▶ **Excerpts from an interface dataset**

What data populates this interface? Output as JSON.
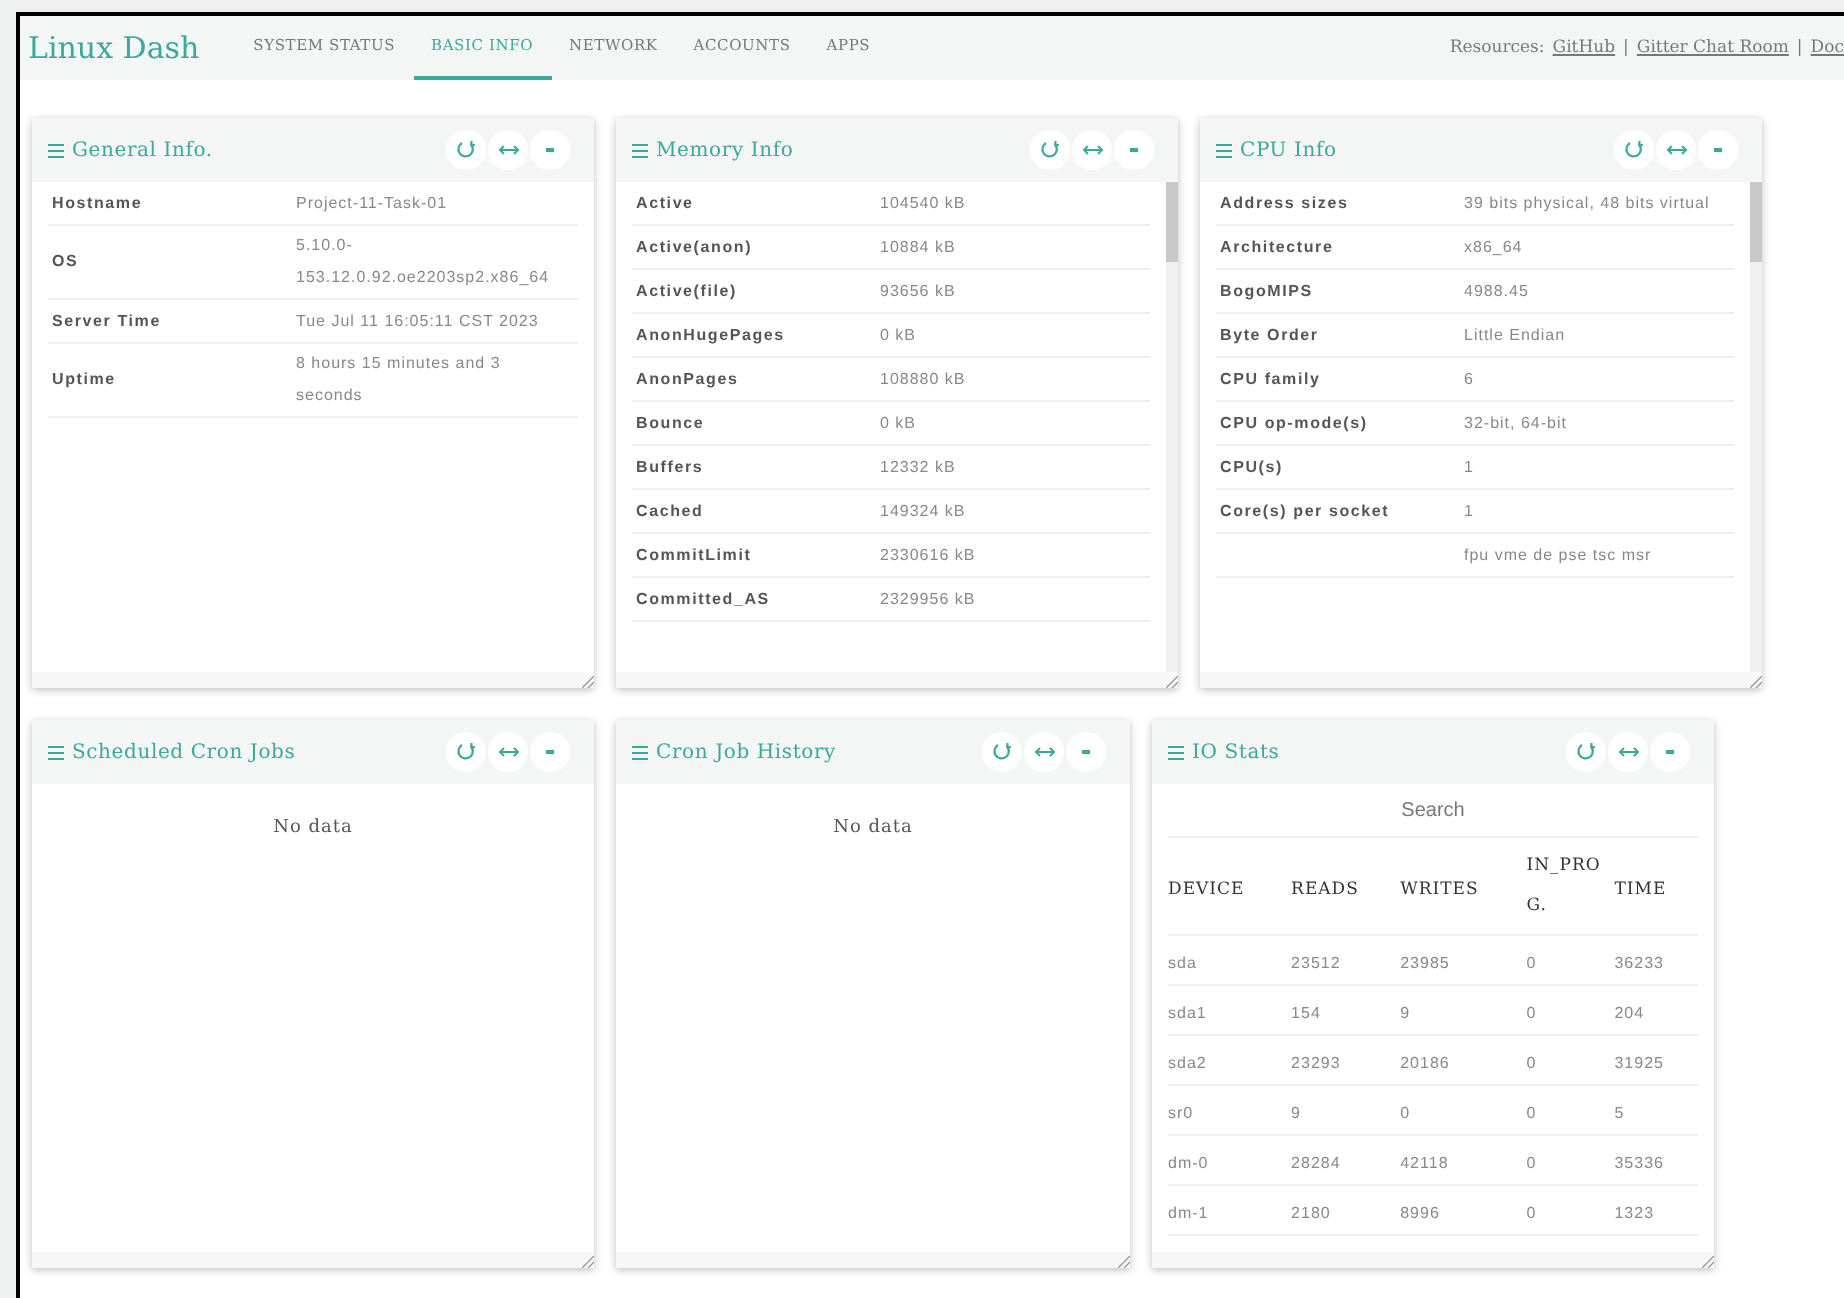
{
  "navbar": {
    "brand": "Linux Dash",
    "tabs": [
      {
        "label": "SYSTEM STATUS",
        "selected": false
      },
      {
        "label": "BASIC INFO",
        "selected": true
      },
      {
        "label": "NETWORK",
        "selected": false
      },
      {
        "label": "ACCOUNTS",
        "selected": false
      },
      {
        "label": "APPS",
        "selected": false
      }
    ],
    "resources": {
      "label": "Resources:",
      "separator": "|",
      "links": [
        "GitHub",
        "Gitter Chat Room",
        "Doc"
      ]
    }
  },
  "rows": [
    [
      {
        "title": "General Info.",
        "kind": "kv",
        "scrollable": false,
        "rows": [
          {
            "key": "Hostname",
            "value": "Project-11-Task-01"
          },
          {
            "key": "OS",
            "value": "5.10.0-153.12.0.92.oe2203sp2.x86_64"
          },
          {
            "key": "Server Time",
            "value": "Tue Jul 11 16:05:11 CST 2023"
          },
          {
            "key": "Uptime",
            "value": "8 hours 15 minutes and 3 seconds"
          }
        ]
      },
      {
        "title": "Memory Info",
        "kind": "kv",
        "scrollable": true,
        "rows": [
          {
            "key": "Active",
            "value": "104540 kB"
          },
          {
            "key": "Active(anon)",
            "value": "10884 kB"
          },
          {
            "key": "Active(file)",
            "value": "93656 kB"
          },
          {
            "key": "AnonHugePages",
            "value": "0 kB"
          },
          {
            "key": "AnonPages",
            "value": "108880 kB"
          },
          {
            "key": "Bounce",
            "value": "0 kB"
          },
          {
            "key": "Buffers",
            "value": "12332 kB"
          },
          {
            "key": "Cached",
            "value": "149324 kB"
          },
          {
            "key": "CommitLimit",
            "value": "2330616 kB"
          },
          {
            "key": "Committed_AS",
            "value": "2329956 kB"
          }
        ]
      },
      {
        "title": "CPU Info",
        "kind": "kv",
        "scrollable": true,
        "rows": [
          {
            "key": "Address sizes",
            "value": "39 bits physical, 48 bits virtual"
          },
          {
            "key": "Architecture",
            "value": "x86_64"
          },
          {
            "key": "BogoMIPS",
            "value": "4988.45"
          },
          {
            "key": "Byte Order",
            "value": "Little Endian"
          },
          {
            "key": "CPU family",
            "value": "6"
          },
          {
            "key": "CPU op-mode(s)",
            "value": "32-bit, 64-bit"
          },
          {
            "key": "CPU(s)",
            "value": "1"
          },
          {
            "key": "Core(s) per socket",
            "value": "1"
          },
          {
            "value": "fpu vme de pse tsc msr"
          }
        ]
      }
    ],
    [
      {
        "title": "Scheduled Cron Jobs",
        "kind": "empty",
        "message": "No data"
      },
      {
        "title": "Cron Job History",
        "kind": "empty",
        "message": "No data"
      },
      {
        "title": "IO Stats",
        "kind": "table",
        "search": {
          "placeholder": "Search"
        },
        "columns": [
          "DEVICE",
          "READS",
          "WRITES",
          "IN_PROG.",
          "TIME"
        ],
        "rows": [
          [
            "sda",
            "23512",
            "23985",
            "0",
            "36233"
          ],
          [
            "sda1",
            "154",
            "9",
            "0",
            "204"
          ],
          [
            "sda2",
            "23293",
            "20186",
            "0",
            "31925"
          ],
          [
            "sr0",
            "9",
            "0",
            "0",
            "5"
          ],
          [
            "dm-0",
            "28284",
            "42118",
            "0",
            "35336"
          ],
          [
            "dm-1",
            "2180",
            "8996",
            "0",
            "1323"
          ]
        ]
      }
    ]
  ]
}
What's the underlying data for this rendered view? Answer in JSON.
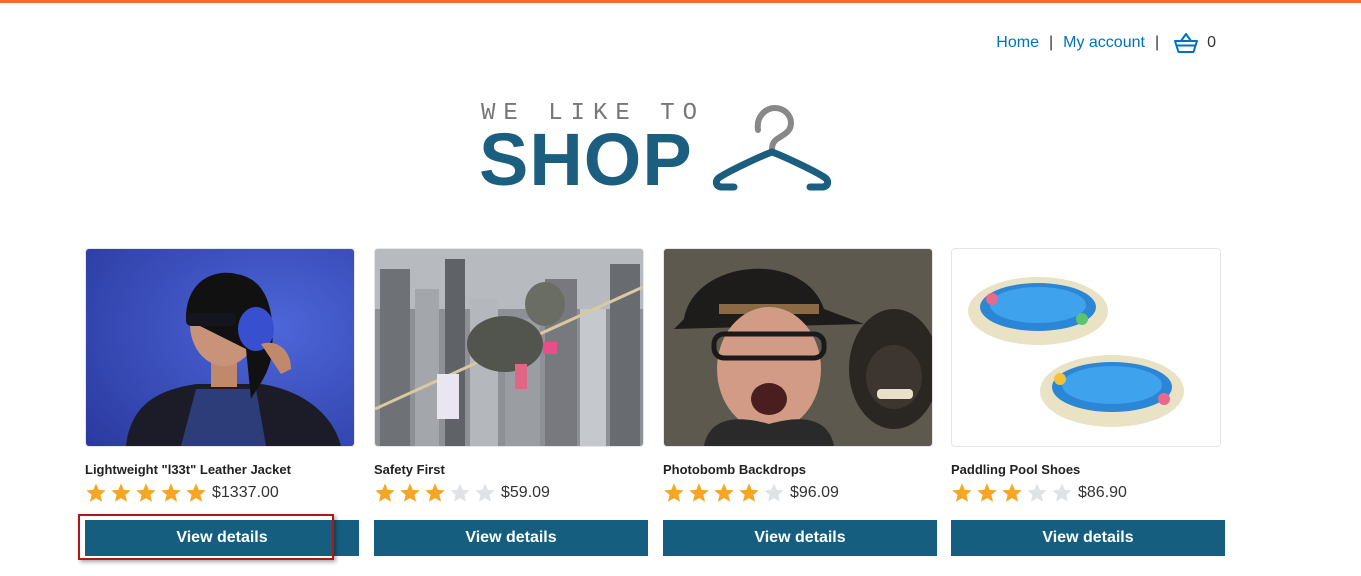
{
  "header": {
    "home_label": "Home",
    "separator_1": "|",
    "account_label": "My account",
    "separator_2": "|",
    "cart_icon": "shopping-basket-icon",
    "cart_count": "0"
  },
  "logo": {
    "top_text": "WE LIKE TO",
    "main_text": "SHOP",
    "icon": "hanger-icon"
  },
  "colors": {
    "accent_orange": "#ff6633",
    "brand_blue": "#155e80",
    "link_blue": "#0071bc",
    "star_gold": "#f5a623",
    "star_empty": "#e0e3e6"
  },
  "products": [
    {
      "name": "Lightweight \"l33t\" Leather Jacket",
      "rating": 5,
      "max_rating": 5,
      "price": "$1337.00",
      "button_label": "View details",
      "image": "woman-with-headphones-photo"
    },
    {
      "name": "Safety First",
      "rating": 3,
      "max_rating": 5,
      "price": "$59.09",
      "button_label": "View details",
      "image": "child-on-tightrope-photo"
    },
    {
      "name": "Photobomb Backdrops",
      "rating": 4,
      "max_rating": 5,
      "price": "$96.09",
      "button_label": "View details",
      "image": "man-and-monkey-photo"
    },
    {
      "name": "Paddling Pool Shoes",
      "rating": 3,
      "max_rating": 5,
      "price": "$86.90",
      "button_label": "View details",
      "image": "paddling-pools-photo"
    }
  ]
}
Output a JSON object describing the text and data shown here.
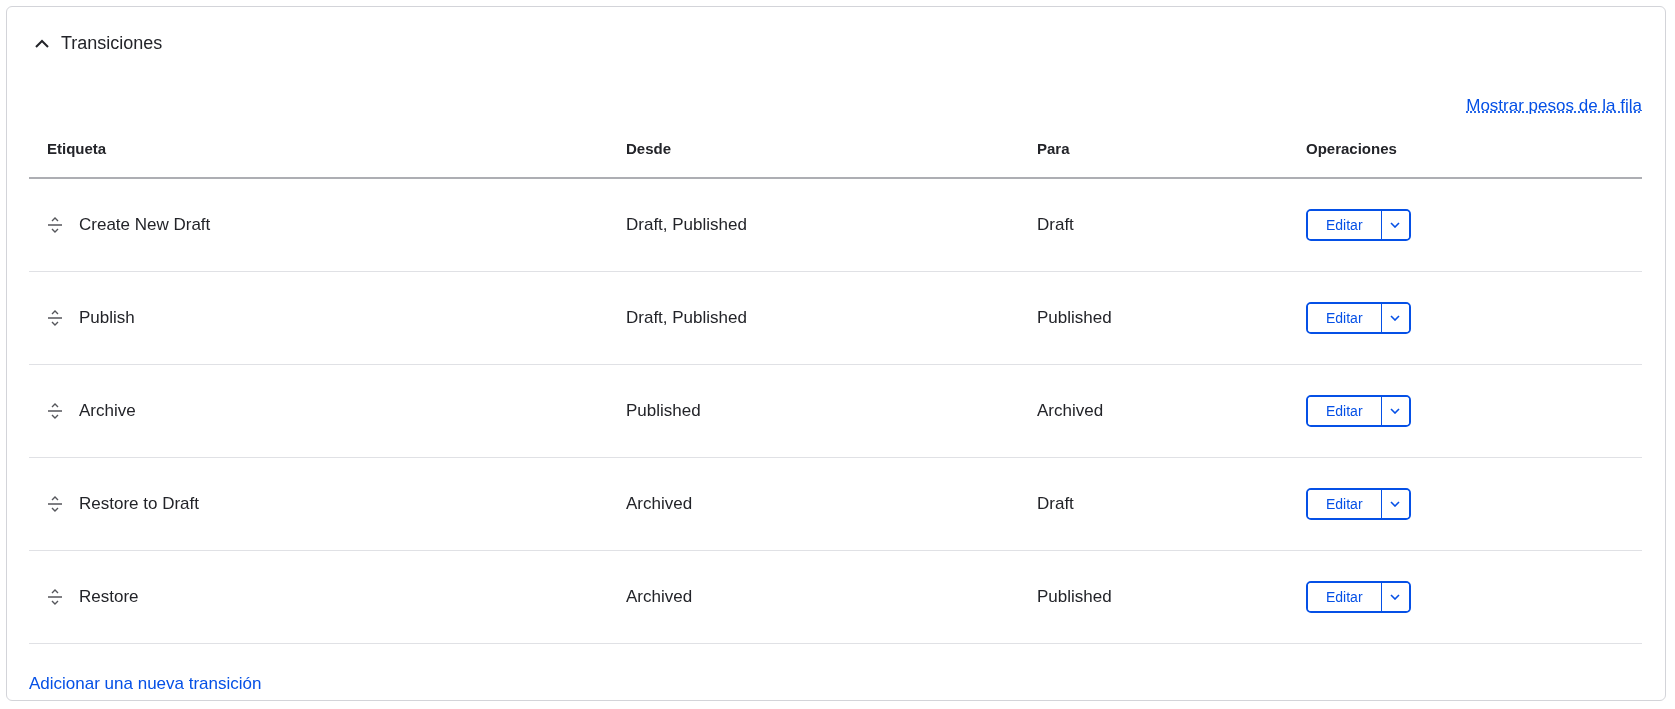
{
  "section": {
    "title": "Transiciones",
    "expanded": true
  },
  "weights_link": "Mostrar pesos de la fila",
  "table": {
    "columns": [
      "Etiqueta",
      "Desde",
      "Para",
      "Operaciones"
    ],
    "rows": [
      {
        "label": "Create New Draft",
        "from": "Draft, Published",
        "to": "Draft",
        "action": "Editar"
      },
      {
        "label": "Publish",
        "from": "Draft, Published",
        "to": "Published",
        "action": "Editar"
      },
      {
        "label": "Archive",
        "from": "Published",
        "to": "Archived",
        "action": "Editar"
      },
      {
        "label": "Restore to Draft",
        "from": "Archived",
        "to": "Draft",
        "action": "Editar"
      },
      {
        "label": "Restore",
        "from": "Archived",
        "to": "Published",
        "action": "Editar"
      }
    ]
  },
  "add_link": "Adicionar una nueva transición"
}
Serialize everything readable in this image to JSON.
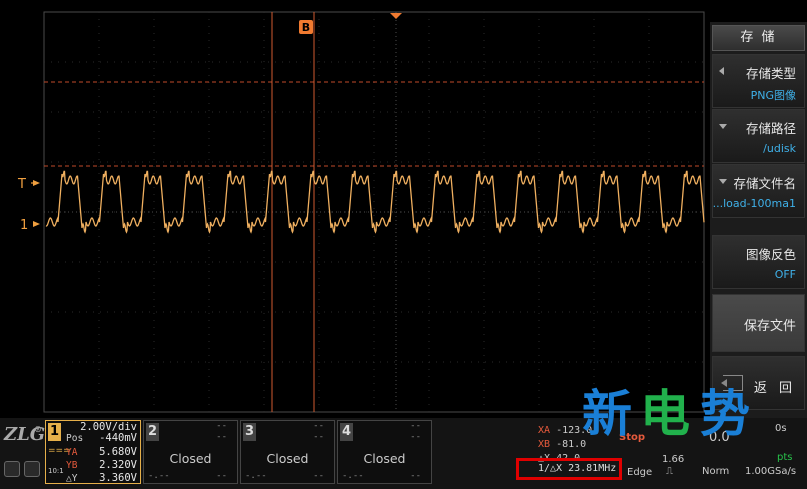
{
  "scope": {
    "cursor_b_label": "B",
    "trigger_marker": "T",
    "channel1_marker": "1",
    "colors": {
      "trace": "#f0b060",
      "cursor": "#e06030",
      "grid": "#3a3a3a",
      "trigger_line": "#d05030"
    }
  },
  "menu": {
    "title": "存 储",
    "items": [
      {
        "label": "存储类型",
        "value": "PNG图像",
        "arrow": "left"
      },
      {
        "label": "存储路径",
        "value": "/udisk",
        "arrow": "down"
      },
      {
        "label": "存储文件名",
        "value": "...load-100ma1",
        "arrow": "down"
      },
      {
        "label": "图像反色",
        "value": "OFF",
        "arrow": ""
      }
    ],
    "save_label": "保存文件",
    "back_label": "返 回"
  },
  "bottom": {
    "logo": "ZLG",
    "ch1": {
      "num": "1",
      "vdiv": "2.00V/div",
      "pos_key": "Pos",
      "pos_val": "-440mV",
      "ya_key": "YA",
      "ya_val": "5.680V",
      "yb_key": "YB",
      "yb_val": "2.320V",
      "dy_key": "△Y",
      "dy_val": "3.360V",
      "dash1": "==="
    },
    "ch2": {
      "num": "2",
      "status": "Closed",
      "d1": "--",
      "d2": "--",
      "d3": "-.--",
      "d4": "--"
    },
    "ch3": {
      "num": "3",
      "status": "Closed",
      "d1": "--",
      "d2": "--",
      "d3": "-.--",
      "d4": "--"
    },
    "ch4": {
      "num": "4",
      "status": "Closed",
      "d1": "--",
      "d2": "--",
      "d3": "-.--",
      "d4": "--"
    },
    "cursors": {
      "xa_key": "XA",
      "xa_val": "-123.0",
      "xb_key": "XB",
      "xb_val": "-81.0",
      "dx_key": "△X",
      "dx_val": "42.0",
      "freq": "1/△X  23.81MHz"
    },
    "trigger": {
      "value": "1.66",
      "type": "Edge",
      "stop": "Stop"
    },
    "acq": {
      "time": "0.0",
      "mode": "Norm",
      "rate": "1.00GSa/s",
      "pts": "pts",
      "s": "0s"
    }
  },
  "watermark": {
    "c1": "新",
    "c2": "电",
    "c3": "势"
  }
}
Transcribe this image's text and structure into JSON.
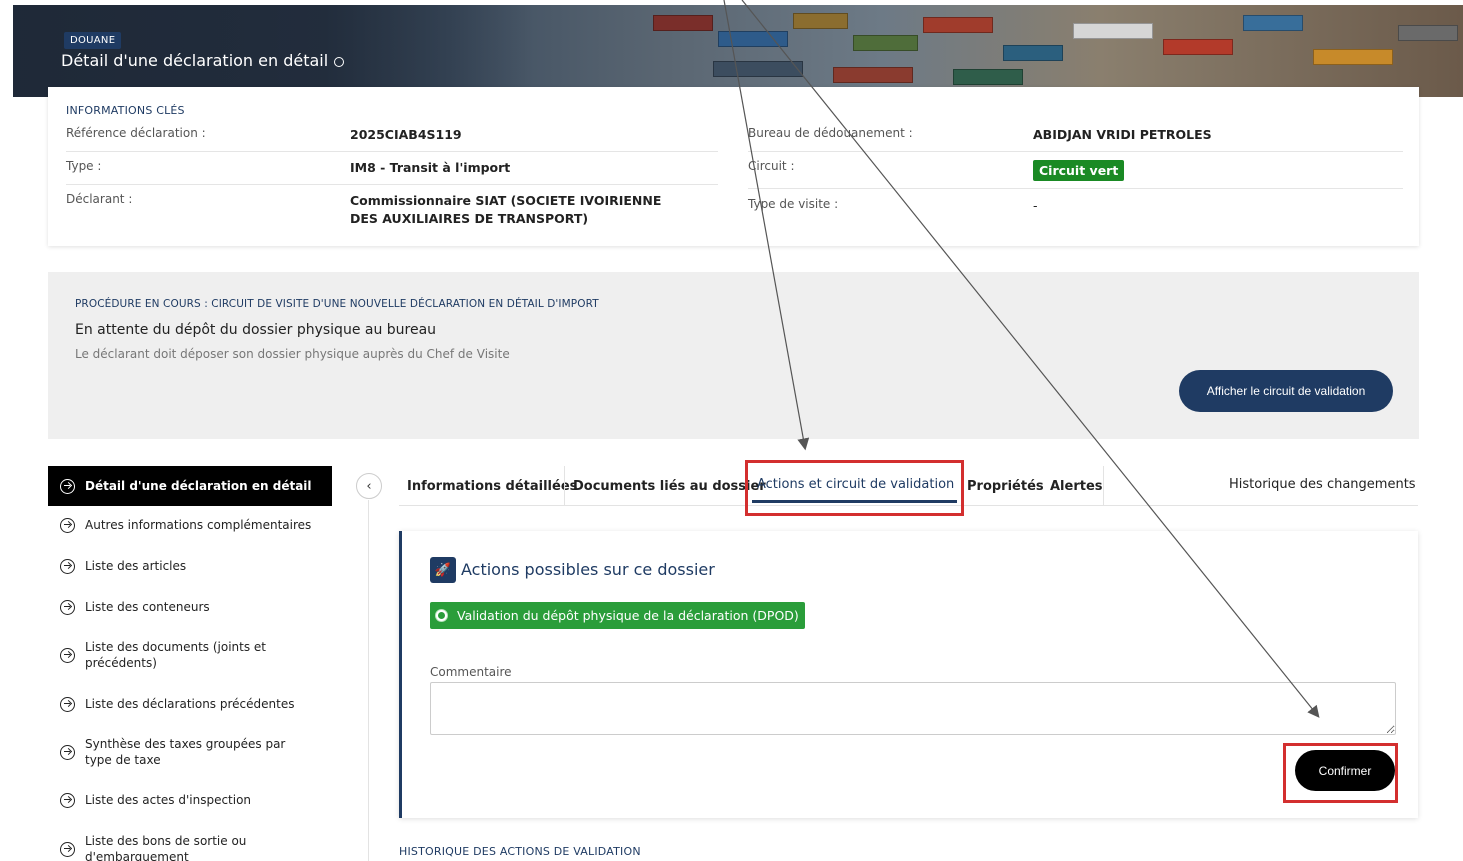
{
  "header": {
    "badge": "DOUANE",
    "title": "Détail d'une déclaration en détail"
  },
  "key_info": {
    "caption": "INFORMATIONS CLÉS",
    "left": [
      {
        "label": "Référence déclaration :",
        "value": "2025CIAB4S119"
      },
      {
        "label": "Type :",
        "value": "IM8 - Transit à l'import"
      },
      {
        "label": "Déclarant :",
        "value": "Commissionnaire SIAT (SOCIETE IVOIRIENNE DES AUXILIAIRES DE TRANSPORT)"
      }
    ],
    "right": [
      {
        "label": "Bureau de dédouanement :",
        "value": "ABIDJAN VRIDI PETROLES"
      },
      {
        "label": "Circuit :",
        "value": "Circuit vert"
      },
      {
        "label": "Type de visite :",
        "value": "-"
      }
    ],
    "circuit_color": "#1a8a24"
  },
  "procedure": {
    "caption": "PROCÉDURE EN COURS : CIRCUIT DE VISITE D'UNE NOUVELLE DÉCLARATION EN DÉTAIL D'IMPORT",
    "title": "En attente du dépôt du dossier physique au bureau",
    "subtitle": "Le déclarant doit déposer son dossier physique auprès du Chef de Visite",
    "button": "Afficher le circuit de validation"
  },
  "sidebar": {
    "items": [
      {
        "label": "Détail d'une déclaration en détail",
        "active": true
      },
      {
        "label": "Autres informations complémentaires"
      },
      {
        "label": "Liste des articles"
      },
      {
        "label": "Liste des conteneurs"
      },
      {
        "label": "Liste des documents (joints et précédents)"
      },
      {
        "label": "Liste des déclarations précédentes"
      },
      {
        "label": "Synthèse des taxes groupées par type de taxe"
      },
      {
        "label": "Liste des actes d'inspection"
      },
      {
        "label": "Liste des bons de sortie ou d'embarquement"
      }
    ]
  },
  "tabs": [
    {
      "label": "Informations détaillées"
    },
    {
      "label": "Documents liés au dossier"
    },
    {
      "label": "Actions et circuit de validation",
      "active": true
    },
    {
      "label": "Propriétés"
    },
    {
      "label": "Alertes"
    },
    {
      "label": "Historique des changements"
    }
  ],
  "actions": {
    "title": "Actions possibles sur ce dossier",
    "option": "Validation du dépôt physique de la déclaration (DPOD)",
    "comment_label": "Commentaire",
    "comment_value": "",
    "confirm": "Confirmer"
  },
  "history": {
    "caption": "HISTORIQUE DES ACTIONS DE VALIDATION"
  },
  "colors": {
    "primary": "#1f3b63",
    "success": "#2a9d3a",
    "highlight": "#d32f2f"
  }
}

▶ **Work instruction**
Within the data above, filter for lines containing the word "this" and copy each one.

▶ **Task solution**
What data populates this interface? Output as JSON.
What's the underlying data for this rendered view? Answer in JSON.
Serialize everything readable in this image to JSON.
Transcribe this image's text and structure into JSON.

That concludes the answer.